In this embodiment, receiving a second frame error signal causes the automaton to reset the clock value to 1 and restart the incrementing of the frame error clock. Should the first video session be terminated and a second video session begun during the probationary period, the clock value is maintained by being stored in memory (e.g., of the computer 12, automaton 16, or other apparatus component). Thus, the probationary period is not shortened by initiation of a second video session.

The above-described method can be in the form of instructions, stored on a storage medium, executable by a computer 12 or computing device.

A person skilled in the art will be able to practice the present invention in view of the description present in this document, which is to be taken as a whole. The specific embodiments herein disclosed and illustrated are not to be considered in a limiting sense. Indeed, it should be readily apparent to those skilled in the art in view of the present description that the invention can be modified in numerous ways. The inventor regards the subject matter of the invention to include all combinations and subcombinations of the various elements, features, functions and/or properties disclosed herein.
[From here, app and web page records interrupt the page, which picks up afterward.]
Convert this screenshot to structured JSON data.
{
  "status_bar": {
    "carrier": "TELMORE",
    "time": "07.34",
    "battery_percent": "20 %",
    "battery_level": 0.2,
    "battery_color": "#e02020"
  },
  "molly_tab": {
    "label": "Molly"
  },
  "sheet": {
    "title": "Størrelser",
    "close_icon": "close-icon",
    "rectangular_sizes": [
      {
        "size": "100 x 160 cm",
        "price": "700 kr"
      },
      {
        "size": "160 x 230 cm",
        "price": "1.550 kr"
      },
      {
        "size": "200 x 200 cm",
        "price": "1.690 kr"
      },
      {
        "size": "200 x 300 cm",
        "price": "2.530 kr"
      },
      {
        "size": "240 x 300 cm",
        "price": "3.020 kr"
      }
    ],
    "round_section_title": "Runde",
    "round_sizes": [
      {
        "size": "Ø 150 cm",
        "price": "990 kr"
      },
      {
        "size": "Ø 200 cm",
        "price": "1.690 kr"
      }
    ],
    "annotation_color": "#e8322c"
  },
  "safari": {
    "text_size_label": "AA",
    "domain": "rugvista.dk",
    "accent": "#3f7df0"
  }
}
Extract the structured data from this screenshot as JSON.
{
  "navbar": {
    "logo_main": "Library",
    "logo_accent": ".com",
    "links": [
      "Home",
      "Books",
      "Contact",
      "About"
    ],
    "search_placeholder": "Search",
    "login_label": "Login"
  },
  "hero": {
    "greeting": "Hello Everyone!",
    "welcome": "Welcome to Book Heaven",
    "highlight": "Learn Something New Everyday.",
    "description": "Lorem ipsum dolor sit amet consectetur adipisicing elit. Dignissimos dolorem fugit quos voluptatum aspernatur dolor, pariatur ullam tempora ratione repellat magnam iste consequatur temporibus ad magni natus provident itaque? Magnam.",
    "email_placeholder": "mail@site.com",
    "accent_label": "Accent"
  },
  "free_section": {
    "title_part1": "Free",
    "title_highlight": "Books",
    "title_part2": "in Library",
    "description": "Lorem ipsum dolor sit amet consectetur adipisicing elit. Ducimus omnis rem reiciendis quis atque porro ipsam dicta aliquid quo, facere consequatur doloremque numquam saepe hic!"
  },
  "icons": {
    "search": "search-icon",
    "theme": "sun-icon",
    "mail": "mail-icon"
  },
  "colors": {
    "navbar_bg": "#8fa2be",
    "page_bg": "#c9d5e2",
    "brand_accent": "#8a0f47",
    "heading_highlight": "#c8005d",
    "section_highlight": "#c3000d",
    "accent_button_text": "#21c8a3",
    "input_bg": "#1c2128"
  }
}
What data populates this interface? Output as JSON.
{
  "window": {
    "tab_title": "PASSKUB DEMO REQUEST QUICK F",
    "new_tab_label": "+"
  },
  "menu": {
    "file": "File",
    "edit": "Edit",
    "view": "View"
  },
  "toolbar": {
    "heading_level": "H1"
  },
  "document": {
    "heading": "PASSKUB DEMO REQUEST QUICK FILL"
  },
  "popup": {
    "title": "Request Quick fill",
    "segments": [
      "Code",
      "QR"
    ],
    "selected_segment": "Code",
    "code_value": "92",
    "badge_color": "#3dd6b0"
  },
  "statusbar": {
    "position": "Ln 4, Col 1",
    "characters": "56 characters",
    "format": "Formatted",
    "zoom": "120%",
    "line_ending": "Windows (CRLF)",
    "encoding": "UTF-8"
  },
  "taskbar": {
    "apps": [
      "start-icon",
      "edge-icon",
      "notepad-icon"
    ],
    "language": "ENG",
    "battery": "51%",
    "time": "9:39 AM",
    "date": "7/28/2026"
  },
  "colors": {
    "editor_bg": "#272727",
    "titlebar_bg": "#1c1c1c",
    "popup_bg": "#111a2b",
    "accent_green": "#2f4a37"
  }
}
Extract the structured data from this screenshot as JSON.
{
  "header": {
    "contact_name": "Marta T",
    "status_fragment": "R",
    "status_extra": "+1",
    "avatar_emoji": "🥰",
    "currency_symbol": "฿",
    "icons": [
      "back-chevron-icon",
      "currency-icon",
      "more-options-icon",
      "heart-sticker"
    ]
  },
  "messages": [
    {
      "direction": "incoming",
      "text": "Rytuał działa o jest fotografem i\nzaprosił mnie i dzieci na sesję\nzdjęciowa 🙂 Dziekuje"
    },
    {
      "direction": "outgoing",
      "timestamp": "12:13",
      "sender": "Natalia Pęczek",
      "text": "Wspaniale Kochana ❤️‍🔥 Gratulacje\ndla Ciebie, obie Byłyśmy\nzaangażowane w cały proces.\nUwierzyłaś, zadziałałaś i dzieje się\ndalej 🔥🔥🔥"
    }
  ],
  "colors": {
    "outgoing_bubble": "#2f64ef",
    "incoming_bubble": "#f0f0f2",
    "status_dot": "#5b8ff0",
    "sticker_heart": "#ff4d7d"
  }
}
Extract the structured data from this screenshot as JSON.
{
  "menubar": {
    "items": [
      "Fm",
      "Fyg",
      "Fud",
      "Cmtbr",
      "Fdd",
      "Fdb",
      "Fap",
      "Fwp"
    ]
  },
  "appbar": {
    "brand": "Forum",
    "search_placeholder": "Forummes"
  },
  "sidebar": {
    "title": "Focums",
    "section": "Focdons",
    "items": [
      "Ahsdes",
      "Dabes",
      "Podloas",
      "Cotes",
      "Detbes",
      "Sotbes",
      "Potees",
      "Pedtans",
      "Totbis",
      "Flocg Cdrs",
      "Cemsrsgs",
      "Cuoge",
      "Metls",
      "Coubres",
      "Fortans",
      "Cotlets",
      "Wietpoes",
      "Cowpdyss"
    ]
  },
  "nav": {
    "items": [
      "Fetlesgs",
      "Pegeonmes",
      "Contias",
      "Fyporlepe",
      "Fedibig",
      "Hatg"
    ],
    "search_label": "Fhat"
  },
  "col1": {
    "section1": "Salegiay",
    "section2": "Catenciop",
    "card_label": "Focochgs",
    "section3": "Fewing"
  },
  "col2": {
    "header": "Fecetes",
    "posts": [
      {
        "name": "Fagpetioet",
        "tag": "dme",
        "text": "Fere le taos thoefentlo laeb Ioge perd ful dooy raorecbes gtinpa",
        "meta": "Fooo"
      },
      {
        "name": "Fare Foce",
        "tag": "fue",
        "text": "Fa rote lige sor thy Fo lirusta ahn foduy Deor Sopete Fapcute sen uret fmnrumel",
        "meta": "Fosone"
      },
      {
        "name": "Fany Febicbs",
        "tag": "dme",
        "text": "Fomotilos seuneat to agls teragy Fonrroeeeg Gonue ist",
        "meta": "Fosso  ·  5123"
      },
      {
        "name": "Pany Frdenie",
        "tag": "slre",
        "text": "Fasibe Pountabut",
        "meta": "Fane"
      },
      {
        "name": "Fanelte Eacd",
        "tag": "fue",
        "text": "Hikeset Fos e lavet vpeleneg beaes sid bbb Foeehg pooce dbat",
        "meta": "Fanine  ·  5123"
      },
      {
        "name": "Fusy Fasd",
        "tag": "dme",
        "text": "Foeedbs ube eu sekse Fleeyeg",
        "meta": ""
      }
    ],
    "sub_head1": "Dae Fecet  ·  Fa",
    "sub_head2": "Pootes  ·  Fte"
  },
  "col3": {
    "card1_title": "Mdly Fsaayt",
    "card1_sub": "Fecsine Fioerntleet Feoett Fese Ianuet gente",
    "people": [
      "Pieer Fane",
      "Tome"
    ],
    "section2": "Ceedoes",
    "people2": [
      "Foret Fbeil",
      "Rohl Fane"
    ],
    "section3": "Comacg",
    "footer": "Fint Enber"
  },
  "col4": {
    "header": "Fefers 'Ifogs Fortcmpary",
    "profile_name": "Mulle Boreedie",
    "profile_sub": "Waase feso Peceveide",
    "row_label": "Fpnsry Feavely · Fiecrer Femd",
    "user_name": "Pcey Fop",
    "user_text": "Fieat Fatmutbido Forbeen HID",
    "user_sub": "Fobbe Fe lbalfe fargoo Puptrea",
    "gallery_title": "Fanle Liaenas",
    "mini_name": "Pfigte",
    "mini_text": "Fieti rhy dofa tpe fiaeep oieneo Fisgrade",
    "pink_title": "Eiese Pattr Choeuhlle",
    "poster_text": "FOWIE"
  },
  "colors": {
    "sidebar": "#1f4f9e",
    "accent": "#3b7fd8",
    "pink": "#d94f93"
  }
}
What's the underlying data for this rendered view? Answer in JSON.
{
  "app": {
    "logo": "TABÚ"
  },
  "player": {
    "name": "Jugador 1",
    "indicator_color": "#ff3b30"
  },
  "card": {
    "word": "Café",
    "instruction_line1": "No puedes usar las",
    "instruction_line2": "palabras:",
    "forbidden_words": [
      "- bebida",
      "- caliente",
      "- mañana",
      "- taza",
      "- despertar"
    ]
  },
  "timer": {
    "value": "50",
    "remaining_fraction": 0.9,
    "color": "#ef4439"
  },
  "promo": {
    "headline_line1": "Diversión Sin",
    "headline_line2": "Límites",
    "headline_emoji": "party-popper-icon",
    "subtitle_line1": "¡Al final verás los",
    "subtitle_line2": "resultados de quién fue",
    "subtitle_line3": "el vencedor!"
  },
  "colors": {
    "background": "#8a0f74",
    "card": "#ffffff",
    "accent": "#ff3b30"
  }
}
Patent Citations
Cited PatentFiling datePublication dateApplicantTitle
US5757670 *Jul 28, 1995May 26, 1998S3, IncorporatedFrame reconstruction for video data compression
US5793895 *Aug 28, 1996Aug 11, 1998International Business Machines CorporationIntelligent error resilient video encoder
US6259736 *Jan 28, 1999Jul 10, 2001Kabushiki Kaisha ToshibaVideo encoder and video encoding method
US6289054 *Apr 27, 2000Sep 11, 2001North Carolina UniversityMethod and systems for dynamic hybrid packet loss recovery for video transmission over lossy packet-based network
US6421387 *Aug 10, 2000Jul 16, 2002North Carolina State UniversityMethods and systems for forward error correction based loss recovery for interactive video transmission
Referenced by
Citing PatentFiling datePublication dateApplicantTitle
US7555700 *Jul 5, 2005Jun 30, 2009Fujitsu LimitedData repeating device and data communications system with adaptive error correction
US20060184860 *Jul 5, 2005Aug 17, 2006Fujitsu LimitedData repeating device and data communications system with adaptive error correction
US20100023798 *Jul 25, 2008Jan 28, 2010Microsoft CorporationError recovery and diagnosis for pushdown automata
Classifications
U.S. Classification714/776, 348/E05.002, 375/240.27, 714/48, 714/18, 382/236, 382/239
International ClassificationH04N21/442, H04N21/4223, H03M13/00
Cooperative ClassificationH04N21/44209, H04N21/44227, H04N21/4223, H03M13/00
European ClassificationH04N21/442D, H04N21/4223, H04N21/442H, H03M13/00
Legal Events
DateCodeEventDescription
Nov 16, 2001ASAssignment
Owner name: INTEL CORPORATION, CALIFORNIA
Free format text: ASSIGNMENT OF ASSIGNORS INTEREST;ASSIGNOR:CHEUNG, CHI;REEL/FRAME:012321/0585
Effective date: 20011115
Jan 17, 2008FPAYFee payment
Year of fee payment: 4
Jan 28, 2008REMIMaintenance fee reminder mailed
Sep 21, 2011FPAYFee payment
Year of fee payment: 8
Jan 6, 2016FPAYFee payment
Year of fee payment: 12